Ten years ago today we shot the Queen scene fight which around revolved some quite complicated Steadicam shots operated by Paul Edwards. We had choreographed the scene with both a stunt co-ordinator, Jeff Hewitt Davis and a dance choreography Litza Bixler. We had it completely worked out beat for beat to ‘Don’t Stop Me Now.’
Steve Emerson who plays John the barman is a veteran stuntman with hundreds of credits. One that I only found out about after the fact was that he had already performed a head-into-the-jukebox stunt, in the 1975 John Wayne film ‘Brannigan’. In that movie the Duke himself threw him into a jukebox.
I think we had champagne for our 500th slate. On ‘Hot Fuzz’ we tried to have champagne on every 100 slates, but the idea was quickly abandoned when we shot 1200 slates during the shoot.
As you can see we are deep into the ‘Queen Scene’ here. Just outside that back door are zombies played by, among others, Paul Kaye and Simon Pegg’s sister Katy. A lot of people came down to be a zombie for free. Why wouldn’t you want to do that?
In case we couldn’t clear Queen’s ‘Don’t Stop Me Now’ for the shoot we had one other song as backup; Boney M’s ‘Rasputin’. Now that’s an alternate scene worth thinking about for a second.
This is a panorama photo taken by production designer Marcus Rowland of the Winchester set. Hence the double Dylans.
A lot of people assume the Winchester is a location, so that is a big credit to Marcus. Exterior in New Cross and interior on a stage in Ealing.
And so we shoot the beginning of the end in The Winchester. In all my films, the lead character is the focus of every scene and in every scene and you very rarely have time without them.

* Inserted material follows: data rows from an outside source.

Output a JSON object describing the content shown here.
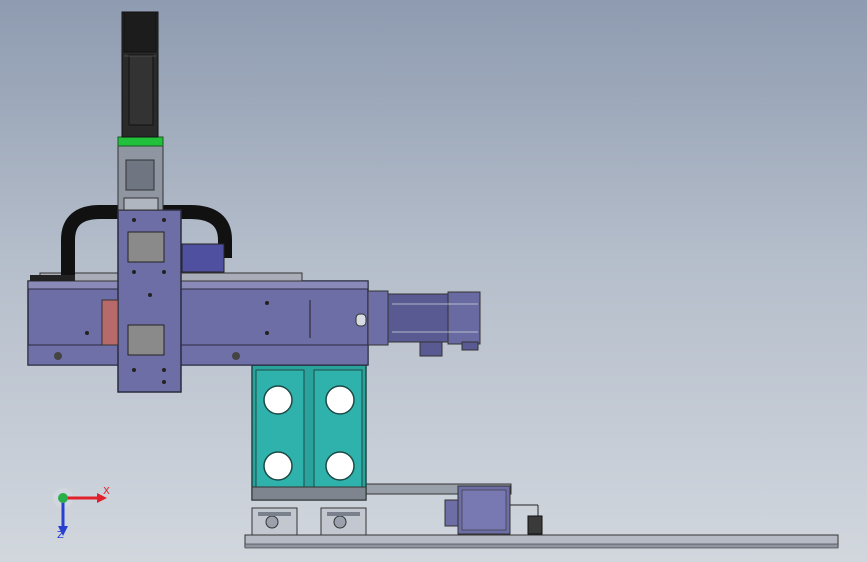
{
  "window": {
    "title": ""
  },
  "colors": {
    "background_top": "#8e9bb0",
    "background_bottom": "#d2d7de",
    "frame_purple": "#6e6ea6",
    "module_teal": "#2aa39d",
    "coupling_green": "#22c13b",
    "motor_gray": "#2a2a2a",
    "base_gray": "#b5bac4",
    "axis_x": "#e0202a",
    "axis_y": "#2ab04a",
    "axis_z": "#2840d0"
  },
  "view_triad": {
    "x_label": "X",
    "z_label": "Z",
    "icon": "coordinate-triad-icon"
  },
  "model": {
    "parts": [
      "vertical-servo-motor",
      "motor-coupling",
      "vertical-axis-carriage",
      "cable-chain",
      "horizontal-axis-beam",
      "horizontal-servo-motor",
      "support-blocks",
      "lower-motor",
      "base-plate"
    ]
  }
}
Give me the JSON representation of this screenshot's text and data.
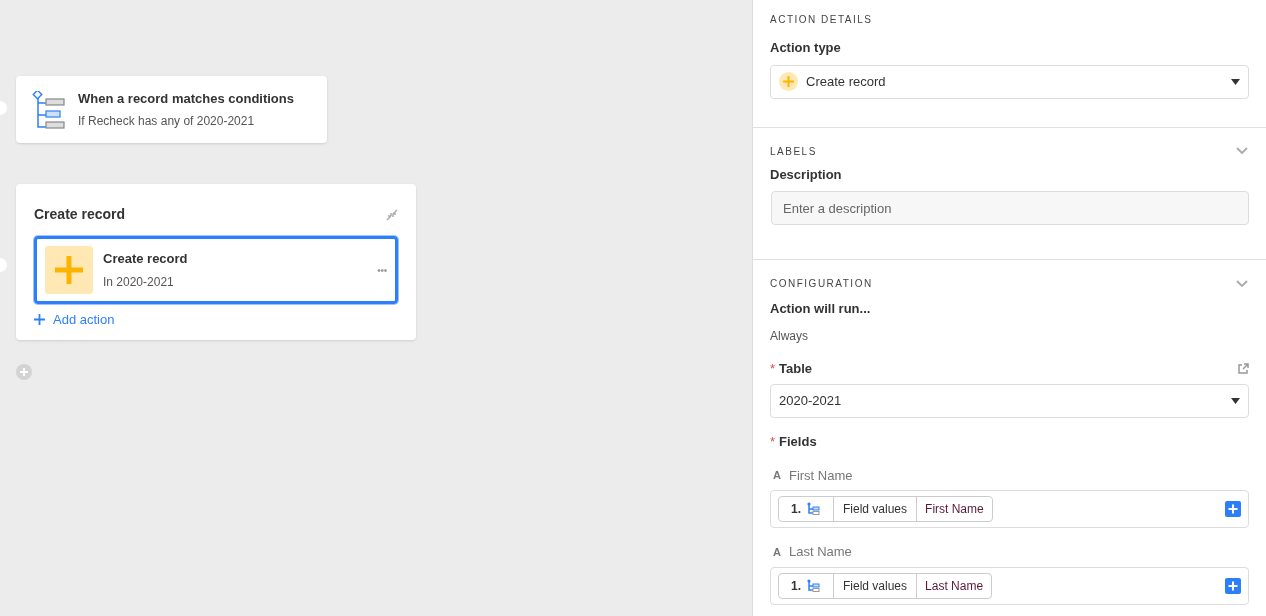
{
  "canvas": {
    "trigger": {
      "title": "When a record matches conditions",
      "subtitle": "If Recheck has any of 2020-2021"
    },
    "action_group": {
      "title": "Create record",
      "action": {
        "title": "Create record",
        "subtitle": "In 2020-2021",
        "selected": true,
        "menu": "•••"
      },
      "add_action": "Add action"
    }
  },
  "panel": {
    "action_details": {
      "heading": "ACTION DETAILS",
      "action_type_label": "Action type",
      "action_type_value": "Create record"
    },
    "labels": {
      "heading": "LABELS",
      "expanded": true,
      "description_label": "Description",
      "description_placeholder": "Enter a description"
    },
    "configuration": {
      "heading": "CONFIGURATION",
      "expanded": true,
      "run_label": "Action will run...",
      "run_value": "Always",
      "table": {
        "label": "Table",
        "required": true,
        "required_mark": "*",
        "value": "2020-2021"
      },
      "fields_label": {
        "label": "Fields",
        "required": true,
        "required_mark": "*"
      },
      "fields": [
        {
          "type_glyph": "A",
          "name": "First Name",
          "token": {
            "step": "1.",
            "source": "Field values",
            "field": "First Name"
          }
        },
        {
          "type_glyph": "A",
          "name": "Last Name",
          "token": {
            "step": "1.",
            "source": "Field values",
            "field": "Last Name"
          }
        }
      ]
    }
  }
}
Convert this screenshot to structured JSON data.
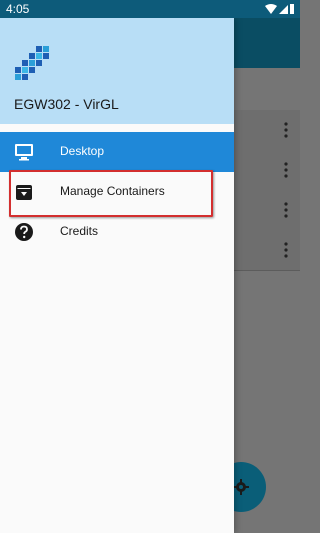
{
  "status_bar": {
    "time": "4:05"
  },
  "drawer": {
    "title": "EGW302 - VirGL",
    "items": [
      {
        "label": "Desktop",
        "icon": "monitor-icon",
        "selected": true
      },
      {
        "label": "Manage Containers",
        "icon": "archive-box-icon",
        "selected": false
      },
      {
        "label": "Credits",
        "icon": "help-circle-icon",
        "selected": false
      }
    ]
  },
  "colors": {
    "status_bar": "#0d5b7a",
    "drawer_header": "#b8def6",
    "selected_item": "#1f88d8",
    "highlight": "#d32f2f",
    "fab": "#0a5e78"
  }
}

In ‘Hot Fuzz’, it’s only the first two murders that don’t feature Nicholas Angel. In ‘Scott Pilgrim’ there is only one short scene with Knives that doesn’t feature Scott. And in this, after seventy minutes of Simon Pegg leading every scene, you have one in the pub where Shaun is AWOL. Where did our hero go?
It made for a different energy on set too. And a rare lie in for Simon.
Picturehouse Cinemas / Very pleased to announce trilogy screenings of Shaun of the Dead, Hot Fuzz and The World’s End on 27 July at the following cinemas: Picturehouse at FACT, Cameo Cinema, The Belmont Picturehouse, Cambridge Arts Picturehouse, Ritzy Cinema, Clapham Picturehouse and Hackney Picturehouse!
Tickets will all be on sale soon.
I’m not sure this is all we shot this day. I do love this photo though.
This is most likely the day we shot this highly loaded dialogue from Ed; “We’ll have a Bloody Mary first thing, get a bite at the King’s Head, grab a couple at The Little Princess, stagger back here and bang… we’re back at the bar for shots.”
We took all day to write that little speech setting up the rest of the movie. I am loving all the recent GIF sequences that have broken the foreshadowing down. Makes it all worth it.
Our days at Ealing continue. This is the only scene where Nick Frost is not wearing the ‘I GOT WOOD’ t-shirt. The fruit machine he’s playing is real and actually called ‘Ooh Aah Dracula’.
On ITV they change Ed’s line from ‘Can I get any of you cunts a drink?’ to ‘Can I get any of you cocks a drink?’. I think that is sexist.
Ten years ago today, Nick Frost said ‘It’s not the end of the world’.
This summer at the movies, it feels like it is.
Ten years ago today on the ‘Shaun’ shoot, our movie became an Ealing Comedy by default. Ealing Studios in West London had been the home to classic 40’s and 50’s comedies like ‘Kind Hearts And Coronets’ and ‘The Ladykillers’. Now we were hoping some of that magic would rub off.
Ealing is a great little studio and for all its classic film history, it had a lot TV shows shot on the premises, such as the classic ‘Porridge’. In 2001 we shot the second series of ‘Spaced’ here.
As you can see by the page count above, this is also the part of the shoot where we have to cover a lot of ground a day. It got tough shooting on this stage sometimes but we’ll get to that later.
For now enjoy Shaun having a pint at the Winchester and waiting for this to all blow over.